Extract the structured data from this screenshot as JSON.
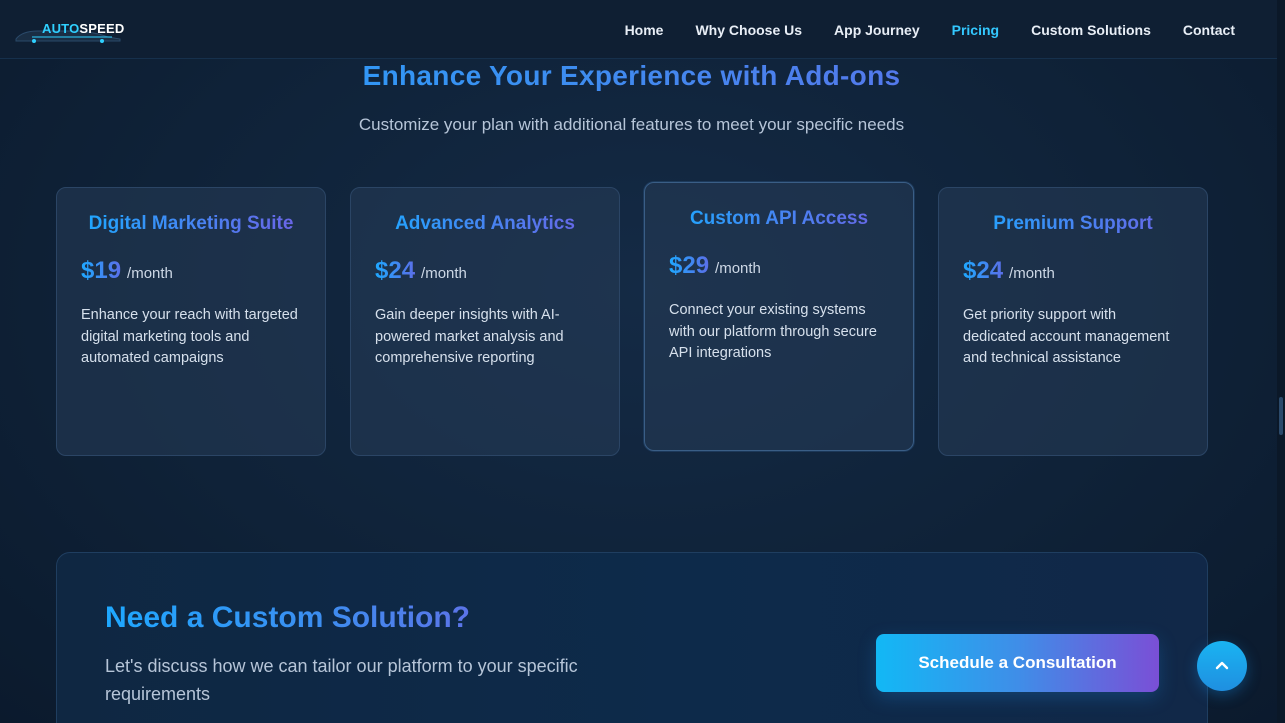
{
  "nav": {
    "logo": {
      "part1": "AUTO",
      "part2": "SPEED"
    },
    "links": [
      {
        "label": "Home"
      },
      {
        "label": "Why Choose Us"
      },
      {
        "label": "App Journey"
      },
      {
        "label": "Pricing",
        "active": true
      },
      {
        "label": "Custom Solutions"
      },
      {
        "label": "Contact"
      }
    ]
  },
  "addons": {
    "title": "Enhance Your Experience with Add-ons",
    "subtitle": "Customize your plan with additional features to meet your specific needs",
    "cards": [
      {
        "title": "Digital Marketing Suite",
        "price": "$19",
        "period": "/month",
        "description": "Enhance your reach with targeted digital marketing tools and automated campaigns"
      },
      {
        "title": "Advanced Analytics",
        "price": "$24",
        "period": "/month",
        "description": "Gain deeper insights with AI-powered market analysis and comprehensive reporting"
      },
      {
        "title": "Custom API Access",
        "price": "$29",
        "period": "/month",
        "description": "Connect your existing systems with our platform through secure API integrations"
      },
      {
        "title": "Premium Support",
        "price": "$24",
        "period": "/month",
        "description": "Get priority support with dedicated account management and technical assistance"
      }
    ]
  },
  "cta": {
    "title": "Need a Custom Solution?",
    "subtitle": "Let's discuss how we can tailor our platform to your specific requirements",
    "button_label": "Schedule a Consultation"
  },
  "icons": {
    "scroll_top": "chevron-up-icon"
  },
  "colors": {
    "accent": "#33c8ff",
    "gradient_start": "#1ea8ff",
    "gradient_end": "#6c63e6"
  }
}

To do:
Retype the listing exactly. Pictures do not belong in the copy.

Result for this task:
Extract the structured data from this screenshot as JSON.
{
  "nav": {
    "logo": {
      "part1": "AUTO",
      "part2": "SPEED"
    },
    "links": [
      {
        "label": "Home"
      },
      {
        "label": "Why Choose Us"
      },
      {
        "label": "App Journey"
      },
      {
        "label": "Pricing",
        "active": true
      },
      {
        "label": "Custom Solutions"
      },
      {
        "label": "Contact"
      }
    ]
  },
  "addons": {
    "title": "Enhance Your Experience with Add-ons",
    "subtitle": "Customize your plan with additional features to meet your specific needs",
    "cards": [
      {
        "title": "Digital Marketing Suite",
        "price": "$19",
        "period": "/month",
        "description": "Enhance your reach with targeted digital marketing tools and automated campaigns"
      },
      {
        "title": "Advanced Analytics",
        "price": "$24",
        "period": "/month",
        "description": "Gain deeper insights with AI-powered market analysis and comprehensive reporting"
      },
      {
        "title": "Custom API Access",
        "price": "$29",
        "period": "/month",
        "description": "Connect your existing systems with our platform through secure API integrations"
      },
      {
        "title": "Premium Support",
        "price": "$24",
        "period": "/month",
        "description": "Get priority support with dedicated account management and technical assistance"
      }
    ]
  },
  "cta": {
    "title": "Need a Custom Solution?",
    "subtitle": "Let's discuss how we can tailor our platform to your specific requirements",
    "button_label": "Schedule a Consultation"
  },
  "icons": {
    "scroll_top": "chevron-up-icon"
  },
  "colors": {
    "accent": "#33c8ff",
    "gradient_start": "#1ea8ff",
    "gradient_end": "#6c63e6"
  }
}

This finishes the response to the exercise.